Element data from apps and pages
──────

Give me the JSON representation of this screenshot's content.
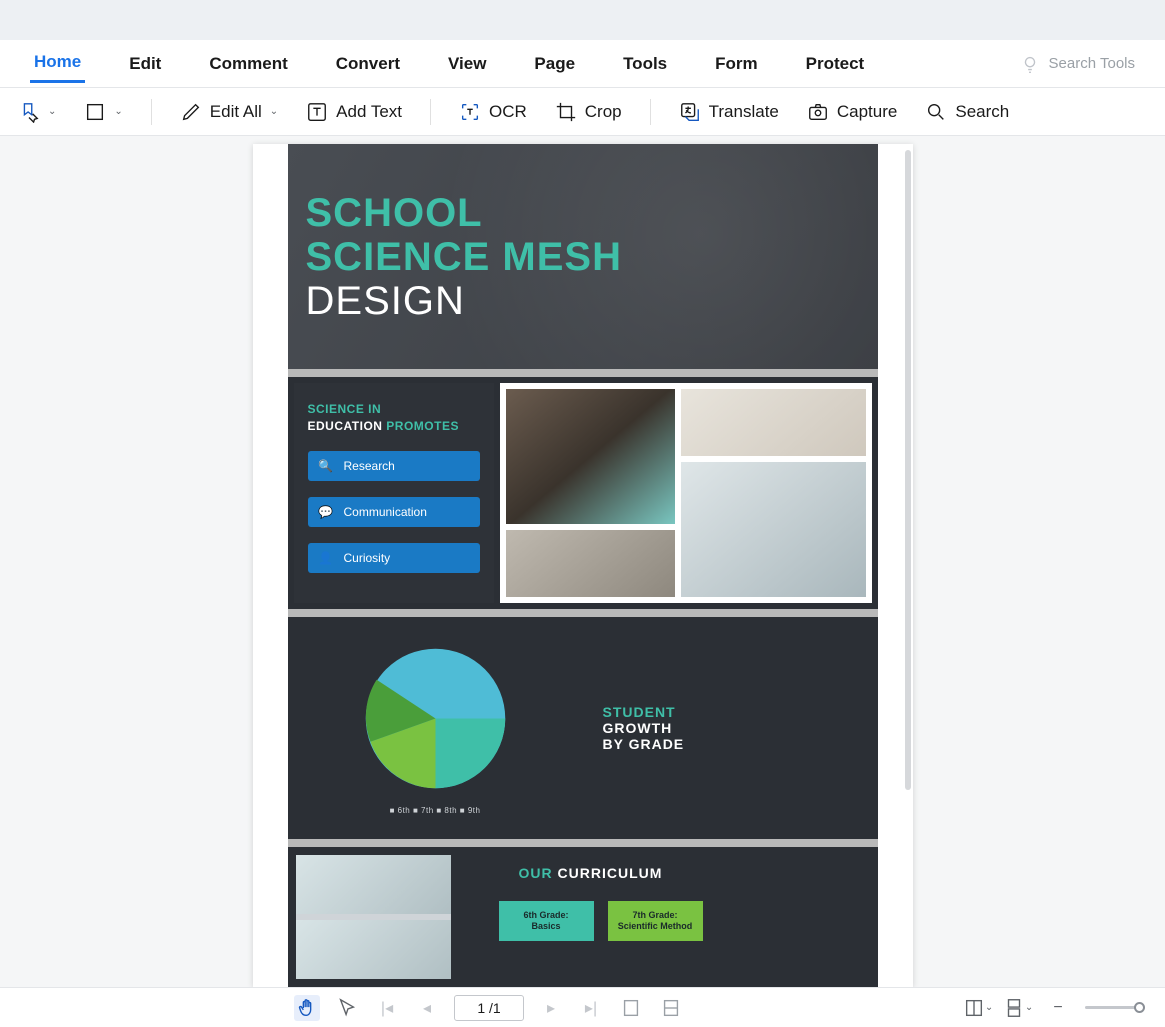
{
  "menu": {
    "items": [
      "Home",
      "Edit",
      "Comment",
      "Convert",
      "View",
      "Page",
      "Tools",
      "Form",
      "Protect"
    ],
    "activeIndex": 0,
    "searchPlaceholder": "Search Tools"
  },
  "toolbar": {
    "editAll": "Edit All",
    "addText": "Add Text",
    "ocr": "OCR",
    "crop": "Crop",
    "translate": "Translate",
    "capture": "Capture",
    "search": "Search"
  },
  "doc": {
    "title": {
      "l1": "SCHOOL",
      "l2": "SCIENCE MESH",
      "l3": "DESIGN"
    },
    "promotes": {
      "line1": "SCIENCE IN",
      "line2": "EDUCATION",
      "line3": "PROMOTES",
      "items": [
        "Research",
        "Communication",
        "Curiosity"
      ]
    },
    "growth": {
      "t1": "STUDENT",
      "t2": "GROWTH",
      "t3": "BY GRADE"
    },
    "legend": "■ 6th  ■ 7th  ■ 8th  ■ 9th",
    "curriculum": {
      "heading_our": "OUR",
      "heading_rest": "CURRICULUM",
      "box1l1": "6th Grade:",
      "box1l2": "Basics",
      "box2l1": "7th Grade:",
      "box2l2": "Scientific Method"
    }
  },
  "chart_data": {
    "type": "pie",
    "title": "Student Growth by Grade",
    "categories": [
      "6th",
      "7th",
      "8th",
      "9th"
    ],
    "values": [
      40,
      25,
      20,
      15
    ],
    "colors": [
      "#4fbcd6",
      "#3fbfa8",
      "#7ac241",
      "#4a9e3a"
    ]
  },
  "status": {
    "page": "1",
    "total": "1"
  }
}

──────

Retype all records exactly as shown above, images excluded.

Give me the JSON representation of this screenshot's content.
{
  "menu": {
    "items": [
      "Home",
      "Edit",
      "Comment",
      "Convert",
      "View",
      "Page",
      "Tools",
      "Form",
      "Protect"
    ],
    "activeIndex": 0,
    "searchPlaceholder": "Search Tools"
  },
  "toolbar": {
    "editAll": "Edit All",
    "addText": "Add Text",
    "ocr": "OCR",
    "crop": "Crop",
    "translate": "Translate",
    "capture": "Capture",
    "search": "Search"
  },
  "doc": {
    "title": {
      "l1": "SCHOOL",
      "l2": "SCIENCE MESH",
      "l3": "DESIGN"
    },
    "promotes": {
      "line1": "SCIENCE IN",
      "line2": "EDUCATION",
      "line3": "PROMOTES",
      "items": [
        "Research",
        "Communication",
        "Curiosity"
      ]
    },
    "growth": {
      "t1": "STUDENT",
      "t2": "GROWTH",
      "t3": "BY GRADE"
    },
    "legend": "■ 6th  ■ 7th  ■ 8th  ■ 9th",
    "curriculum": {
      "heading_our": "OUR",
      "heading_rest": "CURRICULUM",
      "box1l1": "6th Grade:",
      "box1l2": "Basics",
      "box2l1": "7th Grade:",
      "box2l2": "Scientific Method"
    }
  },
  "chart_data": {
    "type": "pie",
    "title": "Student Growth by Grade",
    "categories": [
      "6th",
      "7th",
      "8th",
      "9th"
    ],
    "values": [
      40,
      25,
      20,
      15
    ],
    "colors": [
      "#4fbcd6",
      "#3fbfa8",
      "#7ac241",
      "#4a9e3a"
    ]
  },
  "status": {
    "page": "1",
    "total": "1"
  }
}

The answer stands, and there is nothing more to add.